__DESCRIPTION OF THE TASK__: Below are the lines to check; count those holding the string "Kecamatan" and give only the number.

SUPPLIED INFORMATION section start

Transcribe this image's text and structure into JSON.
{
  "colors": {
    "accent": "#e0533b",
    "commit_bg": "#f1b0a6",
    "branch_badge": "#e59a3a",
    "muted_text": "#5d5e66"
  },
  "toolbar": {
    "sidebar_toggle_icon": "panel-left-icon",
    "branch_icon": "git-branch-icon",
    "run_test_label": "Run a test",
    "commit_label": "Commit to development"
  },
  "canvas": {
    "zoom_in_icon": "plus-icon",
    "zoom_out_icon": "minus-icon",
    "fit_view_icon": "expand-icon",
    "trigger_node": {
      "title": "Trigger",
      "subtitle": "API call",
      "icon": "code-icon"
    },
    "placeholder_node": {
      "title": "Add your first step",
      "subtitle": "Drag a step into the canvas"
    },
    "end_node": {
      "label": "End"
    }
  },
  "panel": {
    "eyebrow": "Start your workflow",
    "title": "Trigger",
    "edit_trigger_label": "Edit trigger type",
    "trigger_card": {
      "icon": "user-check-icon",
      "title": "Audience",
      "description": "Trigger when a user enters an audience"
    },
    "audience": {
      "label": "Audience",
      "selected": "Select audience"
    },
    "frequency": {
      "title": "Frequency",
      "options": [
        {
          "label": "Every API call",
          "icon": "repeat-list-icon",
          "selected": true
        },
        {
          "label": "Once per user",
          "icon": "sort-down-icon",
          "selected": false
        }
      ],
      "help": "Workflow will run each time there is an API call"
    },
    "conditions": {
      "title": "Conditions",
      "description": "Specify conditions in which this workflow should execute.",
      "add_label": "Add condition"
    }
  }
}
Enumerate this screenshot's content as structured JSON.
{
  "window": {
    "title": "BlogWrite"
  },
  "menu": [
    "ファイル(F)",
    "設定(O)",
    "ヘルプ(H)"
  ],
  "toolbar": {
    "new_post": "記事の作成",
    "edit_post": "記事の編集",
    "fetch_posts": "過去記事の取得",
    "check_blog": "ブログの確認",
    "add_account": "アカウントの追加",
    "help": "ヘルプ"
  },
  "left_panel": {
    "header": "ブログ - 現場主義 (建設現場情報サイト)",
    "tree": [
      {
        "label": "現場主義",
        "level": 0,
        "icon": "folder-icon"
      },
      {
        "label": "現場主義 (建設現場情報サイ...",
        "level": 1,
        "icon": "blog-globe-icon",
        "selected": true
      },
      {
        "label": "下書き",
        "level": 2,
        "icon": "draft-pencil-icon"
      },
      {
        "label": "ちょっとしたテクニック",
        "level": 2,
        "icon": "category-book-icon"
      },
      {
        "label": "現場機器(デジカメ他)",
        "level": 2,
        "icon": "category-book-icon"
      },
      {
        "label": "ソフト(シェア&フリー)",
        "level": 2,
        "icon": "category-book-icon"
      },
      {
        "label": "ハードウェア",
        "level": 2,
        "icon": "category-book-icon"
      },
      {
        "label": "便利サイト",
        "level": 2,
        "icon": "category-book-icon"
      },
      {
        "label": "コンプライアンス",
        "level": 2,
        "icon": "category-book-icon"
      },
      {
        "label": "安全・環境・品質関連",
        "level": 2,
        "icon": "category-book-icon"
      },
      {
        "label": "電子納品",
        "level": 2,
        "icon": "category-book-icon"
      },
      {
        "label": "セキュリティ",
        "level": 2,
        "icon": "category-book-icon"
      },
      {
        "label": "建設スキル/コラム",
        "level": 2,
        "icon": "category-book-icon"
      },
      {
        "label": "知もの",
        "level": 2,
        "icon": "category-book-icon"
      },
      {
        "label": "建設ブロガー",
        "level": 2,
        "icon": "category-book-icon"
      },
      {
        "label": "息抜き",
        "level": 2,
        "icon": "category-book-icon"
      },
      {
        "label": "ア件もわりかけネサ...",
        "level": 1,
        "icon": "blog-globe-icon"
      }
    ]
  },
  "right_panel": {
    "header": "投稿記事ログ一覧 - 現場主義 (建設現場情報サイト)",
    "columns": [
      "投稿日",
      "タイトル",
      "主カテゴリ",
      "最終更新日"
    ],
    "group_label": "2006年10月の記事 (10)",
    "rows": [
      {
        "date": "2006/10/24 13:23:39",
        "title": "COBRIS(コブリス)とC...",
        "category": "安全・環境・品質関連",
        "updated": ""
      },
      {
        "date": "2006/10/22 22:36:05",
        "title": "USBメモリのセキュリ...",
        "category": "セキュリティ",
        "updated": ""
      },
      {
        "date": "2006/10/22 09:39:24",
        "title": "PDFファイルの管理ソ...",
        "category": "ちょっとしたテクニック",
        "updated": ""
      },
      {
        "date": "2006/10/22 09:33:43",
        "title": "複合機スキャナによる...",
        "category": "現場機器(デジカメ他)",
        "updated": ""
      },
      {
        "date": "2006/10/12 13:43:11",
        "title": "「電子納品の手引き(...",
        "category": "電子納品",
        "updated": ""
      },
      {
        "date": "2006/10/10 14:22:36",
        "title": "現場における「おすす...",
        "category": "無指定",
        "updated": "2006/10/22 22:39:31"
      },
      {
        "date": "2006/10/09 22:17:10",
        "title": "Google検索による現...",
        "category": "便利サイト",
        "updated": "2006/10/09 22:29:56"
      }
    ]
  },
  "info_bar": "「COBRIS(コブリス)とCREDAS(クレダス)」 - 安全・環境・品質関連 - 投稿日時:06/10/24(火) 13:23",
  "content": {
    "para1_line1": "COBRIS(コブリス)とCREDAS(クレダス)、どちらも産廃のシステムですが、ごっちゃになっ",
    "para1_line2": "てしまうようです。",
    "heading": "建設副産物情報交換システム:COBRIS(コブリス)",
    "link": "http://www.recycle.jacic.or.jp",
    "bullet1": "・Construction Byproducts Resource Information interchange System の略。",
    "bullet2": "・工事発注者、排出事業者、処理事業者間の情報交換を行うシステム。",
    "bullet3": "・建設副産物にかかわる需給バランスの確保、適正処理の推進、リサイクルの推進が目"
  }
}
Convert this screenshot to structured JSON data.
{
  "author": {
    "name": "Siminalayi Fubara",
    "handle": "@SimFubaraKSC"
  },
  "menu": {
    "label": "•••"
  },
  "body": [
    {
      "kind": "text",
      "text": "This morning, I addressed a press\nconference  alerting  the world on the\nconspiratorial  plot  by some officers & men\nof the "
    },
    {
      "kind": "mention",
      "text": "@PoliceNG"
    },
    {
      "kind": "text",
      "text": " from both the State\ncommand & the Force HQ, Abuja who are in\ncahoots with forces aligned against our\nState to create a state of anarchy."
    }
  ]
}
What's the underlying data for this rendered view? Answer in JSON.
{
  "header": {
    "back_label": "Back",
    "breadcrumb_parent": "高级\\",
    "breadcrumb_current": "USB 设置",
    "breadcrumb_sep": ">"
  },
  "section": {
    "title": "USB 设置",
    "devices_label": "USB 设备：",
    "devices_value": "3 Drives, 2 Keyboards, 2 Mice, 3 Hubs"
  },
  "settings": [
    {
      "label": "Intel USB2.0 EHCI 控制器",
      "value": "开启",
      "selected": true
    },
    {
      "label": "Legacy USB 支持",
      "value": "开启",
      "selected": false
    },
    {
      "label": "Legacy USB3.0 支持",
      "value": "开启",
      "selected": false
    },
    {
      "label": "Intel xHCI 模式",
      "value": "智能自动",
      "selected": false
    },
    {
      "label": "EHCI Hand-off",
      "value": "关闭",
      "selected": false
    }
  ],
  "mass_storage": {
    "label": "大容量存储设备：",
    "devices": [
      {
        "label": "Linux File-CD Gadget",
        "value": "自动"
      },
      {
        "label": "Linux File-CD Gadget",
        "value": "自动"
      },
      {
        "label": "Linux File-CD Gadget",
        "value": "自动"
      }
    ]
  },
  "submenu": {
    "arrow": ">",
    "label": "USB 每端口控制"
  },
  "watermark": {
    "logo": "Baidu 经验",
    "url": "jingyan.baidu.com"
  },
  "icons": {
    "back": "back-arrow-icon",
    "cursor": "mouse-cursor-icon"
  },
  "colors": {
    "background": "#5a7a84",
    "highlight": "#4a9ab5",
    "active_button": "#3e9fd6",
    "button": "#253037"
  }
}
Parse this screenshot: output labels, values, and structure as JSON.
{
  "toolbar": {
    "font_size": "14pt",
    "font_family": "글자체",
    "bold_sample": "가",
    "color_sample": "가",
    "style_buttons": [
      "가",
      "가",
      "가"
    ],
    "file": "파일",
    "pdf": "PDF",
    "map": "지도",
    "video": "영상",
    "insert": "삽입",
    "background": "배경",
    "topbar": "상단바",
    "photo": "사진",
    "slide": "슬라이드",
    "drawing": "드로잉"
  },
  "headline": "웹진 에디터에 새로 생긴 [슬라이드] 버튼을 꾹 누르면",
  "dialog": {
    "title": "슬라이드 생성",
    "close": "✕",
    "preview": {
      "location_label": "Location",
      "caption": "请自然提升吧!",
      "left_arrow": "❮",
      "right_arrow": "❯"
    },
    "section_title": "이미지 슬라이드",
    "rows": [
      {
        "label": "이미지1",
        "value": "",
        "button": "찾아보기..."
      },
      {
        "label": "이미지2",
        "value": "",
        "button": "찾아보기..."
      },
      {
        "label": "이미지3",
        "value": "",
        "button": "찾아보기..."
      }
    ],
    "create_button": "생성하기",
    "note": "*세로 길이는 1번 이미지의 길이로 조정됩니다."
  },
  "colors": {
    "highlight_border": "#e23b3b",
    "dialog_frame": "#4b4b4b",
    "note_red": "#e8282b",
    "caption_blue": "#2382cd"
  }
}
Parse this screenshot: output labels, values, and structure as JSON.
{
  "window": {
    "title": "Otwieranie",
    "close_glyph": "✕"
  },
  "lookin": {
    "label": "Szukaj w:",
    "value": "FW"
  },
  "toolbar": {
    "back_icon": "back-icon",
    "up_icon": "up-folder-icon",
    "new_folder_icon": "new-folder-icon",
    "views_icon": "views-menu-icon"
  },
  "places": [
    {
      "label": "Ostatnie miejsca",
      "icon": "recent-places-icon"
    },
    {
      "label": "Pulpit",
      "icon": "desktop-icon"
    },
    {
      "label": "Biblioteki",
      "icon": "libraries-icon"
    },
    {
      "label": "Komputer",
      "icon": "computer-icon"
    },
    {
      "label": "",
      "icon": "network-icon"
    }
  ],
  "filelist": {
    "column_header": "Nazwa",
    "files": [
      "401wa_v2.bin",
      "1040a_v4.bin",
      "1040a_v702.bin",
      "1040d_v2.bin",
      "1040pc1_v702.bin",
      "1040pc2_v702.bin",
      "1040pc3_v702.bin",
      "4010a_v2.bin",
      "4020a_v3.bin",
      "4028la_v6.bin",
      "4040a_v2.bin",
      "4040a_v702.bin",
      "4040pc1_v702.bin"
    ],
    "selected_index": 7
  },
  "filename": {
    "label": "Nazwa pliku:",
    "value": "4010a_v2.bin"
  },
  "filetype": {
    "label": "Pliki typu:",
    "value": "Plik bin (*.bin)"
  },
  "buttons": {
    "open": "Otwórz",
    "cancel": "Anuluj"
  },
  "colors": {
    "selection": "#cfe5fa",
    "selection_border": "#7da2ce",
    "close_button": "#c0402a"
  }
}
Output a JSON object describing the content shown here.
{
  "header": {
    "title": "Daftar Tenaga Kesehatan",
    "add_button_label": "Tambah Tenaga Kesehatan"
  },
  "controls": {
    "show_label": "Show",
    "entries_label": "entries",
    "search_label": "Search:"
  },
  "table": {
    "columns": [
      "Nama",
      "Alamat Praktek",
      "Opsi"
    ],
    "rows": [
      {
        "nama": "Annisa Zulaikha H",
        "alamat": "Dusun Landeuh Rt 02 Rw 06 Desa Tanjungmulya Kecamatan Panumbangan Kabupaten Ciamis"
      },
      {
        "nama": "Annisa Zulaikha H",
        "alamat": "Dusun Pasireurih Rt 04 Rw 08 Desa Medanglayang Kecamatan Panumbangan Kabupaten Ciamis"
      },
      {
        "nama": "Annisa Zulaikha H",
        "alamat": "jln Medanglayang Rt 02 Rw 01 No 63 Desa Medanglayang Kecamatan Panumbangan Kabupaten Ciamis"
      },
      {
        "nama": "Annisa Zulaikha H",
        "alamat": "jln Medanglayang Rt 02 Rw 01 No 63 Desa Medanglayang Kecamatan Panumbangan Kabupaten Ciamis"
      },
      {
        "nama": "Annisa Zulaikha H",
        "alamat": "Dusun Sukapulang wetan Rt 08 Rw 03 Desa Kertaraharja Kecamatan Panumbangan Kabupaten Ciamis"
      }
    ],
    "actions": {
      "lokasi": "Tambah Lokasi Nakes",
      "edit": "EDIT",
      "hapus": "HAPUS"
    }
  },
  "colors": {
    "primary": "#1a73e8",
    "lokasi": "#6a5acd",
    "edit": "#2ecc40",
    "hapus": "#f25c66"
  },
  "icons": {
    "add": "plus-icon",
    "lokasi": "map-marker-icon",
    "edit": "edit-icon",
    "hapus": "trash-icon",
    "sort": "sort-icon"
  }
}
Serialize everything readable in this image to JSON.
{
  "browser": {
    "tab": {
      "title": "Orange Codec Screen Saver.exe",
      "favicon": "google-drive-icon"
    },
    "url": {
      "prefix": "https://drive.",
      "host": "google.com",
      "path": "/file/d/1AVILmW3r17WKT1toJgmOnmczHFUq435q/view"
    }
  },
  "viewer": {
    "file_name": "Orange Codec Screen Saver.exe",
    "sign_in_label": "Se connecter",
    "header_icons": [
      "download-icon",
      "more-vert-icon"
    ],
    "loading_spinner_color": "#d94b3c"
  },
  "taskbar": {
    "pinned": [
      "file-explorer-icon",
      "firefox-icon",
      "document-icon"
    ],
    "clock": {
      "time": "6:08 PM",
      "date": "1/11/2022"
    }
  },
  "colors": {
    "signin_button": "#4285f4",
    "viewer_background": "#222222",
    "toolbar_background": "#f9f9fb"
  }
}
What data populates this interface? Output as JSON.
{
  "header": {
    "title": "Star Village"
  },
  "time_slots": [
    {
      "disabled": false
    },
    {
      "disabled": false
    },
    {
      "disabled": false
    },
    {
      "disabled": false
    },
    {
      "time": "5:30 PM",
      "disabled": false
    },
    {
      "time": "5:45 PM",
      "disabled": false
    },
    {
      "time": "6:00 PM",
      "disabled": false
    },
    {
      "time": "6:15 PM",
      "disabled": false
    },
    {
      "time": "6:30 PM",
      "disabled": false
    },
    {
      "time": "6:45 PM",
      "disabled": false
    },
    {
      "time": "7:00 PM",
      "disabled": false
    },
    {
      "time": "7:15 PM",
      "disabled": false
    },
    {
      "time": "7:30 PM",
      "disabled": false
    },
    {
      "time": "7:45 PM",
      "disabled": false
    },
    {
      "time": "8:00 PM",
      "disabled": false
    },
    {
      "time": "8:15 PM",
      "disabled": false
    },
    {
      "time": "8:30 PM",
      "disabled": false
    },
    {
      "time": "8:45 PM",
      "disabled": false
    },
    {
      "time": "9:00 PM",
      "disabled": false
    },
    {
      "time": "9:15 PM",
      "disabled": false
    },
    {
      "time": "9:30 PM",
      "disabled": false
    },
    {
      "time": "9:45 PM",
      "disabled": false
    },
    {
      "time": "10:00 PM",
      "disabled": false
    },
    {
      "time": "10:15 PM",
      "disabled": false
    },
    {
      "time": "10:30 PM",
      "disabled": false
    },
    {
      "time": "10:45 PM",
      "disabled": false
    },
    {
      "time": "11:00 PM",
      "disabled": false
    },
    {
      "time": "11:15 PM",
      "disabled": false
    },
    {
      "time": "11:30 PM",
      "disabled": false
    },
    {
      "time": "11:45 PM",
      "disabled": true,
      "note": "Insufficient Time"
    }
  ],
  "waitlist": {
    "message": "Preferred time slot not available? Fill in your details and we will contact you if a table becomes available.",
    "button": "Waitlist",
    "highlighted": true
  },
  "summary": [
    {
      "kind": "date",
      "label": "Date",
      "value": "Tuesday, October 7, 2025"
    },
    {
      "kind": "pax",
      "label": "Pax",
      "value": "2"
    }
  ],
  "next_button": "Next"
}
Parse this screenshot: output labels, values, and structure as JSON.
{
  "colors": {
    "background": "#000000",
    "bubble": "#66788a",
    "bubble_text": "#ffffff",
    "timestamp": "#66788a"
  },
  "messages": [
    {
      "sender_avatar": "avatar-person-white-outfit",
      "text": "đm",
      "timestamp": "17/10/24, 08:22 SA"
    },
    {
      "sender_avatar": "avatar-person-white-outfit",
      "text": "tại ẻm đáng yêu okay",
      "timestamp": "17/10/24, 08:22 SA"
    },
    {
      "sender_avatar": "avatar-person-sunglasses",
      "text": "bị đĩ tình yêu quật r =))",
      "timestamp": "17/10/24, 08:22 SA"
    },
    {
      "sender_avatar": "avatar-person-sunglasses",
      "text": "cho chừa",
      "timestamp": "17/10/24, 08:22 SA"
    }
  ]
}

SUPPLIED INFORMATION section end

__EXERCISE RESULT__: 5